by | Media Releases |


Stouffville, ON (Sept. 1, 2022) – The kids are back to school and while getting into a new fall routine can be an exciting time for families, the change in schedule can be hard on our beloved pets.  

On days when your furry companion will be home alone, the Ontario SPCA and Humane Society has some tips to help animals cope and reduce their stress:  

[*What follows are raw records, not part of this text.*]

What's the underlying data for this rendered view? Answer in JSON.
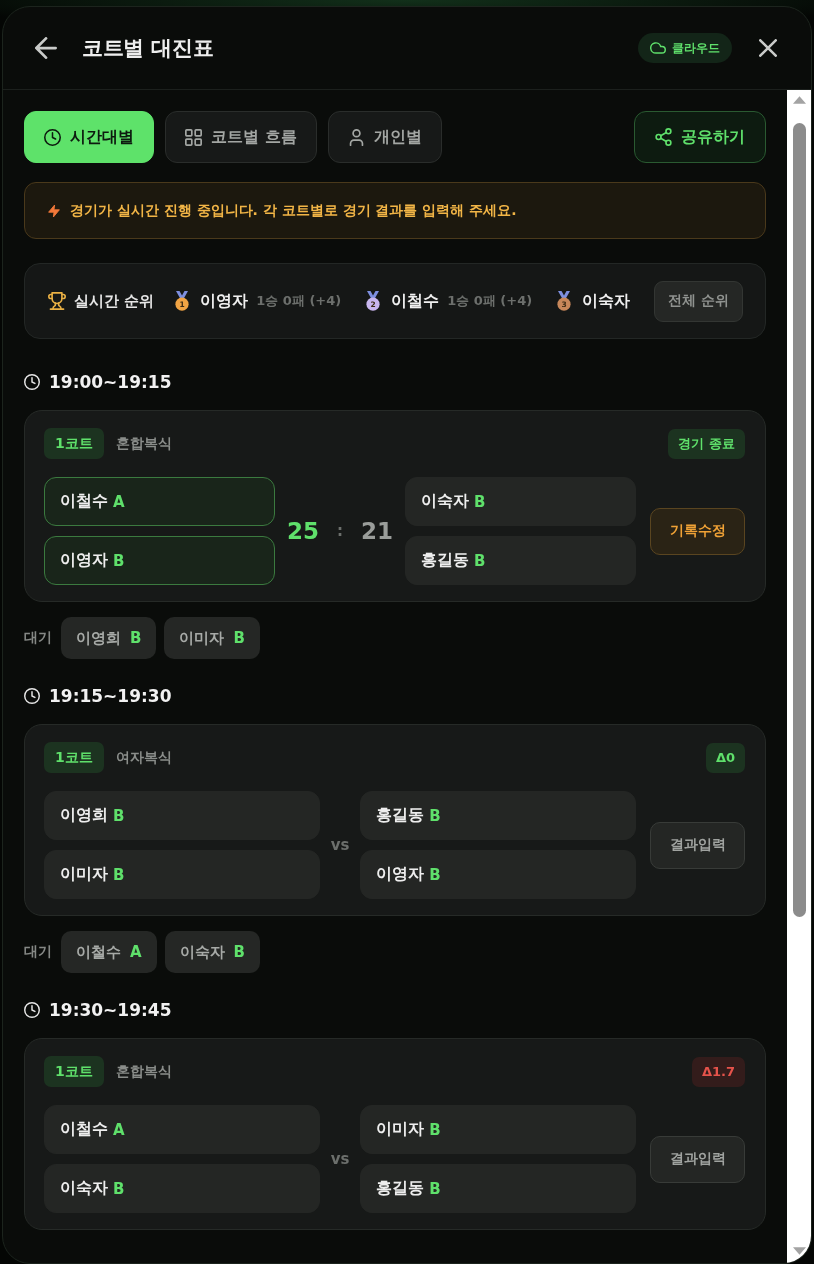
{
  "header": {
    "title": "코트별 대진표",
    "badge": "클라우드"
  },
  "tabs": [
    {
      "label": "시간대별",
      "selected": true
    },
    {
      "label": "코트별 흐름",
      "selected": false
    },
    {
      "label": "개인별",
      "selected": false
    }
  ],
  "share_button": "공유하기",
  "alert": "경기가 실시간 진행 중입니다. 각 코트별로 경기 결과를 입력해 주세요.",
  "ranking": {
    "title": "실시간 순위",
    "entries": [
      {
        "rank": "1",
        "color": "#f0a444",
        "name": "이영자",
        "record": "1승 0패 (+4)"
      },
      {
        "rank": "2",
        "color": "#c8b6ee",
        "name": "이철수",
        "record": "1승 0패 (+4)"
      },
      {
        "rank": "3",
        "color": "#c7875a",
        "name": "이숙자"
      }
    ],
    "button": "전체 순위"
  },
  "slots": [
    {
      "time": "19:00~19:15",
      "matches": [
        {
          "court": "1코트",
          "type": "혼합복식",
          "status": {
            "text": "경기 종료",
            "kind": "good"
          },
          "teams": [
            {
              "winner": true,
              "score": "25",
              "players": [
                {
                  "name": "이철수",
                  "grade": "A"
                },
                {
                  "name": "이영자",
                  "grade": "B"
                }
              ]
            },
            {
              "winner": false,
              "score": "21",
              "players": [
                {
                  "name": "이숙자",
                  "grade": "B"
                },
                {
                  "name": "홍길동",
                  "grade": "B"
                }
              ]
            }
          ],
          "separator": ":",
          "action": {
            "kind": "edit",
            "label": "기록수정"
          }
        }
      ],
      "waiting": {
        "label": "대기",
        "players": [
          {
            "name": "이영희",
            "grade": "B"
          },
          {
            "name": "이미자",
            "grade": "B"
          }
        ]
      }
    },
    {
      "time": "19:15~19:30",
      "matches": [
        {
          "court": "1코트",
          "type": "여자복식",
          "status": {
            "text": "Δ0",
            "kind": "good"
          },
          "teams": [
            {
              "winner": false,
              "players": [
                {
                  "name": "이영희",
                  "grade": "B"
                },
                {
                  "name": "이미자",
                  "grade": "B"
                }
              ]
            },
            {
              "winner": false,
              "players": [
                {
                  "name": "홍길동",
                  "grade": "B"
                },
                {
                  "name": "이영자",
                  "grade": "B"
                }
              ]
            }
          ],
          "separator": "vs",
          "action": {
            "kind": "enter",
            "label": "결과입력"
          }
        }
      ],
      "waiting": {
        "label": "대기",
        "players": [
          {
            "name": "이철수",
            "grade": "A"
          },
          {
            "name": "이숙자",
            "grade": "B"
          }
        ]
      }
    },
    {
      "time": "19:30~19:45",
      "matches": [
        {
          "court": "1코트",
          "type": "혼합복식",
          "status": {
            "text": "Δ1.7",
            "kind": "bad"
          },
          "teams": [
            {
              "winner": false,
              "players": [
                {
                  "name": "이철수",
                  "grade": "A"
                },
                {
                  "name": "이숙자",
                  "grade": "B"
                }
              ]
            },
            {
              "winner": false,
              "players": [
                {
                  "name": "이미자",
                  "grade": "B"
                },
                {
                  "name": "홍길동",
                  "grade": "B"
                }
              ]
            }
          ],
          "separator": "vs",
          "action": {
            "kind": "enter",
            "label": "결과입력"
          }
        }
      ]
    }
  ]
}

  1. Look into dog walking services, doggy daycare or ask a friend or family member that your animals know to take them for a walk and/or check in on them during the day. 
  1. An extra-long walk in the morning, a game of fetch, or a quick training session may help tire out your dog before everyone heads out the door. For cats, playtime with a wand toy or their favourite toy will help burn off extra energy. 
  1. When you leave, put on soft music designed specifically to help calm dogs or cats. Did you know that many dogs enjoy reggae, and cats tend to prefer soft classical music?  
  1. Place pheromone diffusers, available for both dogs and cats, around the house to help create a sense of calm. 
  1. Consider a  “pet cam” to check on your pet. Some even toss treats for added enrichment and positive reinforcement.  
  1. Try having your dog or cat go to the same “place,” such as their bed, when you leave to get them into the daily routine. Make sure to have an abundance of treats in the “place” to reward the behaviour. 
  1. Hide high value treats around the animal’s area of the home to keep them distracted while you leave, and make sure to leave the house calmly and quietly to avoid causing anxiety for your animal. 
  1. Start transitioning in advance, when possible, to prepare your fur baby for their new routine.  Get them used to what their new walk or playtime schedule will be, when their meals will be served and get them used to spending more time independently. 

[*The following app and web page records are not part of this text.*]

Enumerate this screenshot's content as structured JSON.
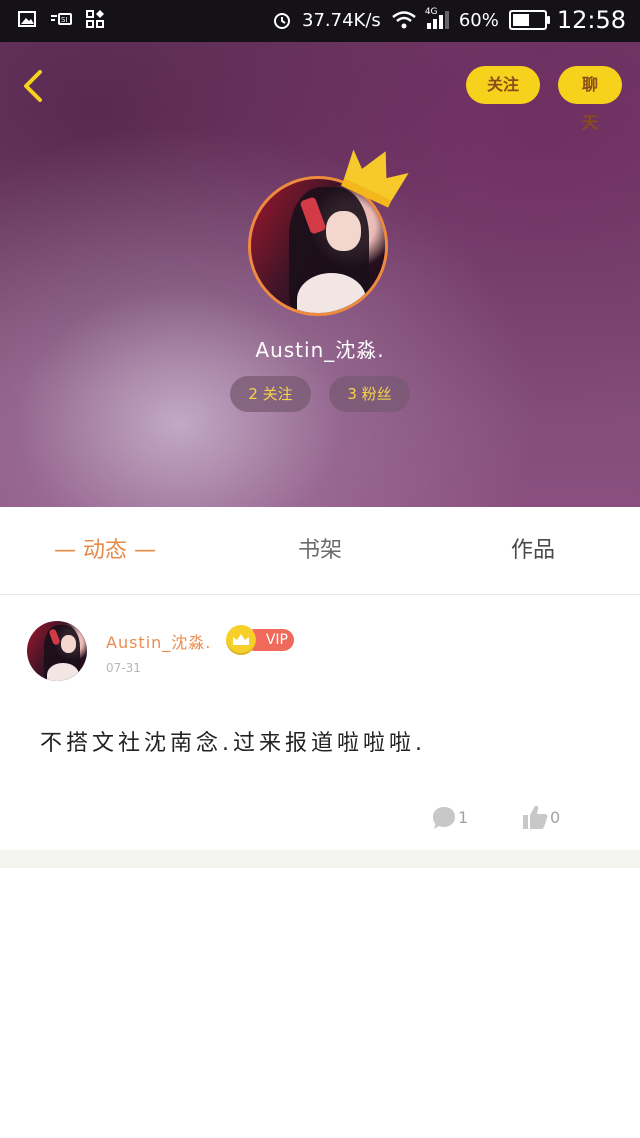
{
  "status_bar": {
    "left_icons": [
      "image-icon",
      "sim-icon",
      "apps-icon"
    ],
    "alarm_icon": "alarm-icon",
    "network_speed": "37.74K/s",
    "wifi_icon": "wifi-icon",
    "signal_label": "4G",
    "battery_percent_text": "60%",
    "battery_level": 0.6,
    "time": "12:58"
  },
  "header": {
    "back_icon": "back-chevron-icon",
    "follow_button": "关注",
    "chat_button": "聊天",
    "username": "Austin_沈淼.",
    "stats": {
      "following": "2 关注",
      "fans": "3 粉丝"
    },
    "crown_color": "#f7c92a",
    "accent_color": "#f6d21d"
  },
  "tabs": [
    {
      "label": "— 动态 —",
      "active": true
    },
    {
      "label": "书架",
      "active": false
    },
    {
      "label": "作品",
      "active": false
    }
  ],
  "post": {
    "author": "Austin_沈淼.",
    "vip_label": "VIP",
    "date": "07-31",
    "text": "不搭文社沈南念.过来报道啦啦啦.",
    "comment_count": "1",
    "like_count": "0"
  }
}
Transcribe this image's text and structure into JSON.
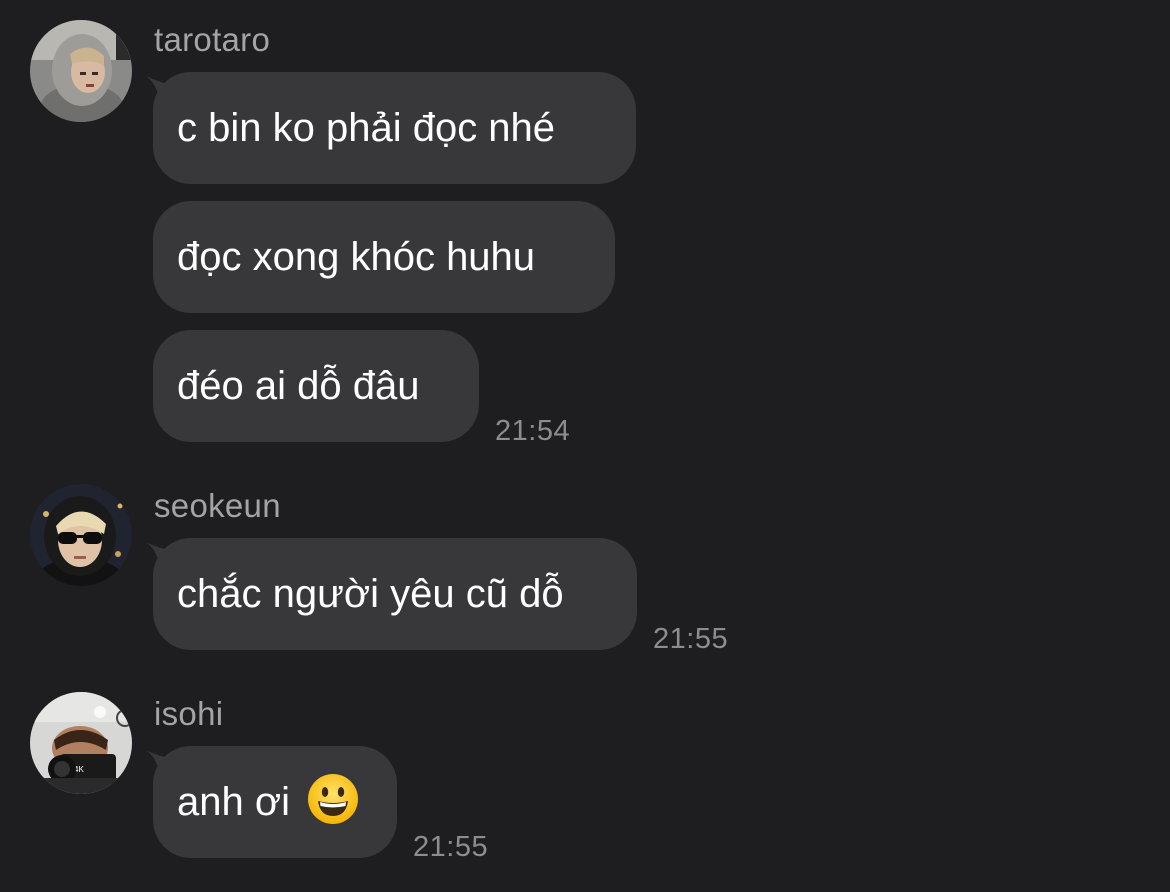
{
  "conversation": {
    "groups": [
      {
        "sender": "tarotaro",
        "avatar": "avatar-tarotaro",
        "messages": [
          "c bin ko phải đọc nhé",
          "đọc xong khóc huhu",
          "đéo ai dỗ đâu"
        ],
        "time": "21:54"
      },
      {
        "sender": "seokeun",
        "avatar": "avatar-seokeun",
        "messages": [
          "chắc người yêu cũ dỗ"
        ],
        "time": "21:55"
      },
      {
        "sender": "isohi",
        "avatar": "avatar-isohi",
        "messages": [
          "anh ơi"
        ],
        "emoji": "grinning-face-emoji",
        "time": "21:55"
      }
    ]
  },
  "colors": {
    "background": "#1e1e20",
    "bubble": "#38383b",
    "sender_name": "#a4a4a8",
    "timestamp": "#8d8d91",
    "message_text": "#ffffff"
  }
}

“A sudden change in schedule with longer time spent alone can be a big adjustment for our furry friends and we need to support them through the change,” says Megan Holmes, Animal Behaviour Coordinator, Ontario SPCA and Humane Society. “Remember to also spend quality time with your pets when you get home from school!” 

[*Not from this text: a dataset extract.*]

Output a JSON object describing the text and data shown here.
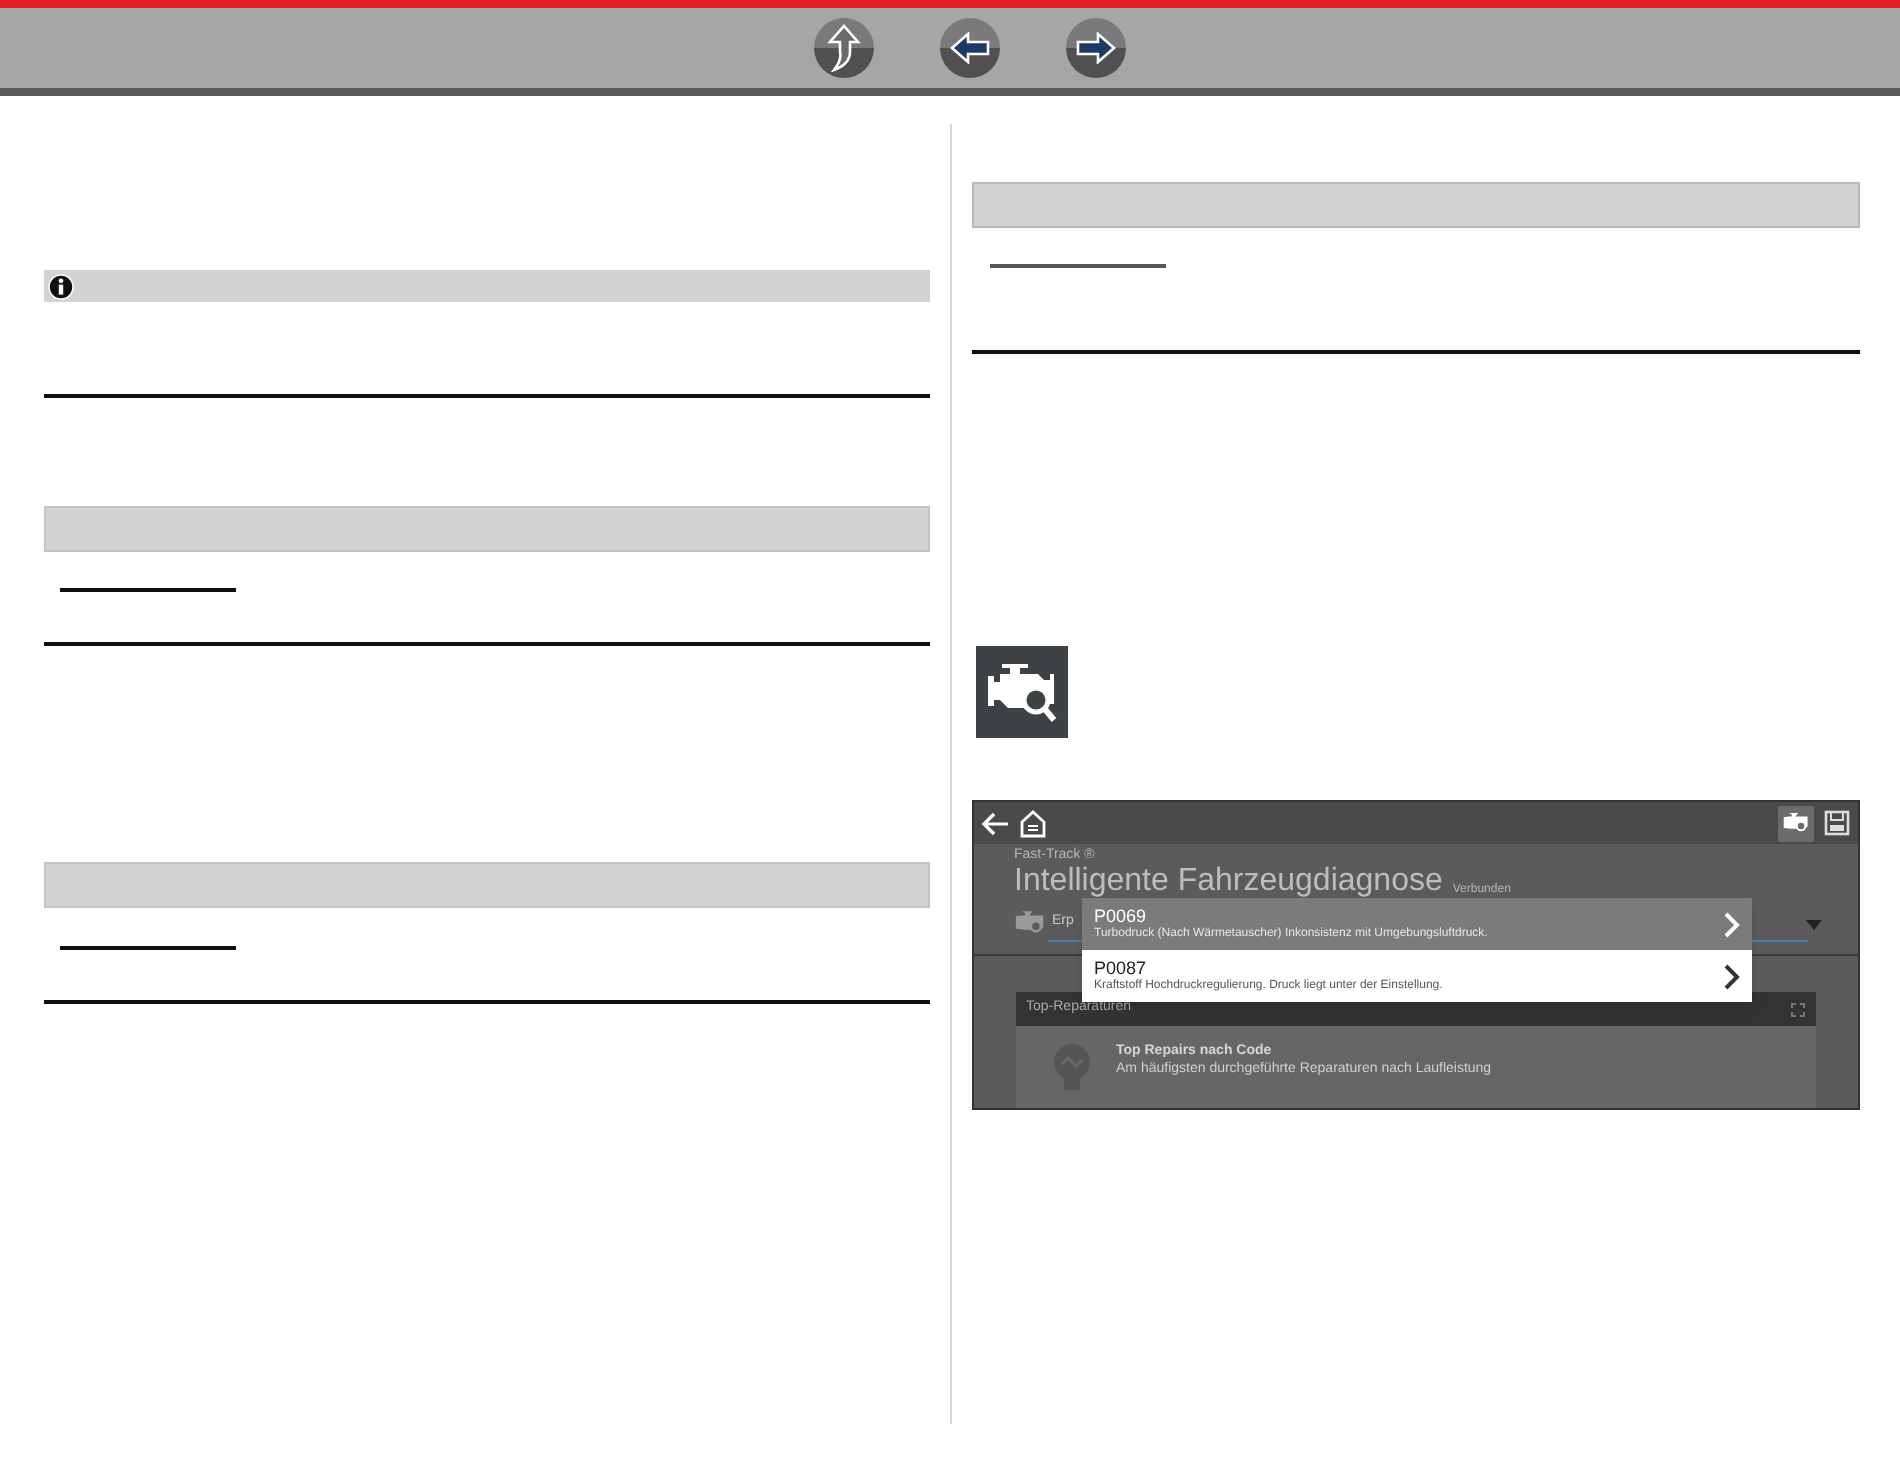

 For more tips and resources on animal health and well-being, visit  




Media Relations  

Ontario SPCA and Humane Society   

905-898-7122 x 375 

 The Ontario SPCA and Humane Society 

The Ontario SPCA and Humane Society is a registered charity, established in 1873. The Society and its network of animal welfare communities facilitate and provide for province-wide leadership on matters relating to the prevention of cruelty to animals and the promotion of animal well-being. Offering a variety of mission-based programs, including community-based sheltering, animal wellness services, provincial animal transfers, shelter health & wellness, high-volume spay/neuter services, animal rescue, animal advocacy, Indigenous partnership programs and humane education, the Ontario SPCA is Ontario’s animal welfare charity. 

The Ontario SPCA and Humane Society Provincial Office sits on the traditional territory of the Wendat, the Anishinabek Nation, the Haudenosaunee Confederacy, the Mississaugas of Scugog, Hiawatha and Alderville First Nations and the Métis Nation. This territory was the subject of the Dish With One Spoon Wampum Belt Covenant, an agreement between the Iroquois Confederacy and the Ojibwe and allied nations to peaceably share and care for the resources around the Great Lakes. The treaties that were signed for this particular parcel of land are collectively referred to as the Williams Treaties of 1923.